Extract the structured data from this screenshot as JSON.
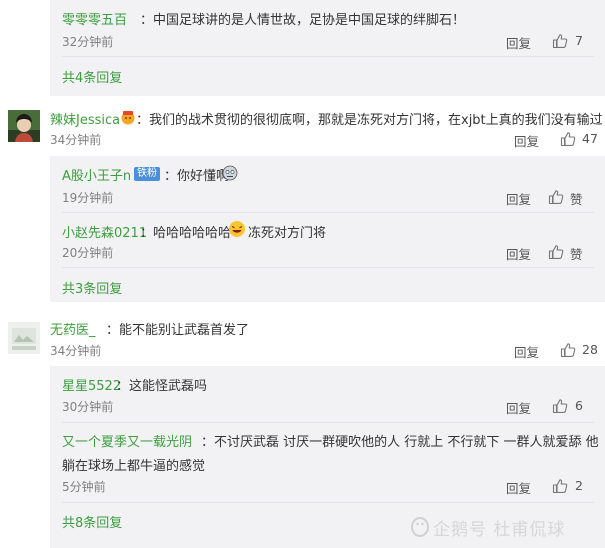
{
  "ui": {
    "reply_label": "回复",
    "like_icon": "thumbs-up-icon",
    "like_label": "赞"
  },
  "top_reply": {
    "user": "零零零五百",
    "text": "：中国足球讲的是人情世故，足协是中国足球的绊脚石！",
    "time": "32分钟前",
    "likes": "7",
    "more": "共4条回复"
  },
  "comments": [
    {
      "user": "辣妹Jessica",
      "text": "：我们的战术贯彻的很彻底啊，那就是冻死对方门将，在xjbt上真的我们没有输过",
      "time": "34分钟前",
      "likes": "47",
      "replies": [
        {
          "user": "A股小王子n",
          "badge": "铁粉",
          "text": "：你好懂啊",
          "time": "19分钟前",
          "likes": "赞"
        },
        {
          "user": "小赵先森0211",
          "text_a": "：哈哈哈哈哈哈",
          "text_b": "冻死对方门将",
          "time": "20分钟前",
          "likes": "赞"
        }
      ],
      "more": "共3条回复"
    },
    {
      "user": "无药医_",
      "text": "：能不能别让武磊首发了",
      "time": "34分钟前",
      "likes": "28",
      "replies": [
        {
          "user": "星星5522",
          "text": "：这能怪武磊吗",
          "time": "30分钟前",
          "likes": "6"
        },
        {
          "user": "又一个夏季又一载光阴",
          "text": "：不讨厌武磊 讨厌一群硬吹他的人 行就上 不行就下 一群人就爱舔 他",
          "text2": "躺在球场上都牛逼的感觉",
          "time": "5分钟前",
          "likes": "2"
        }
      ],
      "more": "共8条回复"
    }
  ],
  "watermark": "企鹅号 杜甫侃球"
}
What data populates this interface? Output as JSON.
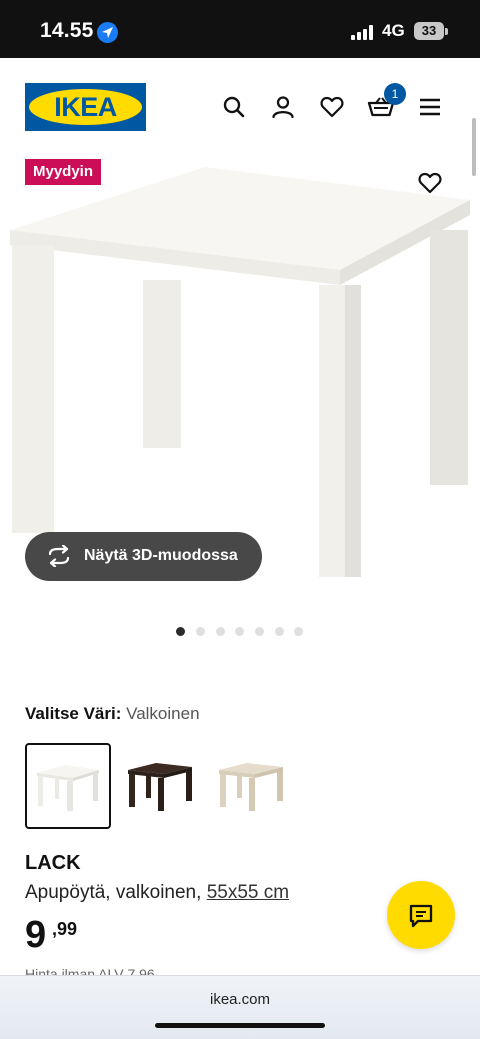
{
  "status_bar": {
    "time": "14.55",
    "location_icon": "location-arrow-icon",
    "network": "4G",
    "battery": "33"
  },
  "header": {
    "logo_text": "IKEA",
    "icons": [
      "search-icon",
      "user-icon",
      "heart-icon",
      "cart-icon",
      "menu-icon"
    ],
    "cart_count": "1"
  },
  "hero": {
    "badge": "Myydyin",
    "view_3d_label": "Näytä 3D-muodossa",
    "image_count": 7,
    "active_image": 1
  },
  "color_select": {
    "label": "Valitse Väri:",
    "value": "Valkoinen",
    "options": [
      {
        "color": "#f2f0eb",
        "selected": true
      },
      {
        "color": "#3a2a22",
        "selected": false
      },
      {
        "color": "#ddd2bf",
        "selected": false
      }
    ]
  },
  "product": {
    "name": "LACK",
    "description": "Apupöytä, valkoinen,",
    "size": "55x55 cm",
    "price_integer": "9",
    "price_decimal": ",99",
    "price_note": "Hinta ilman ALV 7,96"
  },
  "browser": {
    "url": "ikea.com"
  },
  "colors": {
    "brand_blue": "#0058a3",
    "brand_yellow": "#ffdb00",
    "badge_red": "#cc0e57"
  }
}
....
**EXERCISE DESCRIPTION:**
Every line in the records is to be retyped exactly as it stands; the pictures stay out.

**PROBLEM SOLUTION:**
Extract the structured data from this screenshot as JSON.
{
  "ui": {
    "reply_label": "回复",
    "like_icon": "thumbs-up-icon",
    "like_label": "赞"
  },
  "top_reply": {
    "user": "零零零五百",
    "text": "：中国足球讲的是人情世故，足协是中国足球的绊脚石！",
    "time": "32分钟前",
    "likes": "7",
    "more": "共4条回复"
  },
  "comments": [
    {
      "user": "辣妹Jessica",
      "text": "：我们的战术贯彻的很彻底啊，那就是冻死对方门将，在xjbt上真的我们没有输过",
      "time": "34分钟前",
      "likes": "47",
      "replies": [
        {
          "user": "A股小王子n",
          "badge": "铁粉",
          "text": "：你好懂啊",
          "time": "19分钟前",
          "likes": "赞"
        },
        {
          "user": "小赵先森0211",
          "text_a": "：哈哈哈哈哈哈",
          "text_b": "冻死对方门将",
          "time": "20分钟前",
          "likes": "赞"
        }
      ],
      "more": "共3条回复"
    },
    {
      "user": "无药医_",
      "text": "：能不能别让武磊首发了",
      "time": "34分钟前",
      "likes": "28",
      "replies": [
        {
          "user": "星星5522",
          "text": "：这能怪武磊吗",
          "time": "30分钟前",
          "likes": "6"
        },
        {
          "user": "又一个夏季又一载光阴",
          "text": "：不讨厌武磊 讨厌一群硬吹他的人 行就上 不行就下 一群人就爱舔 他",
          "text2": "躺在球场上都牛逼的感觉",
          "time": "5分钟前",
          "likes": "2"
        }
      ],
      "more": "共8条回复"
    }
  ],
  "watermark": "企鹅号 杜甫侃球"
}
What data populates this interface? Output as JSON.
{
  "status_bar": {
    "time": "14.55",
    "location_icon": "location-arrow-icon",
    "network": "4G",
    "battery": "33"
  },
  "header": {
    "logo_text": "IKEA",
    "icons": [
      "search-icon",
      "user-icon",
      "heart-icon",
      "cart-icon",
      "menu-icon"
    ],
    "cart_count": "1"
  },
  "hero": {
    "badge": "Myydyin",
    "view_3d_label": "Näytä 3D-muodossa",
    "image_count": 7,
    "active_image": 1
  },
  "color_select": {
    "label": "Valitse Väri:",
    "value": "Valkoinen",
    "options": [
      {
        "color": "#f2f0eb",
        "selected": true
      },
      {
        "color": "#3a2a22",
        "selected": false
      },
      {
        "color": "#ddd2bf",
        "selected": false
      }
    ]
  },
  "product": {
    "name": "LACK",
    "description": "Apupöytä, valkoinen,",
    "size": "55x55 cm",
    "price_integer": "9",
    "price_decimal": ",99",
    "price_note": "Hinta ilman ALV 7,96"
  },
  "browser": {
    "url": "ikea.com"
  },
  "colors": {
    "brand_blue": "#0058a3",
    "brand_yellow": "#ffdb00",
    "badge_red": "#cc0e57"
  }
}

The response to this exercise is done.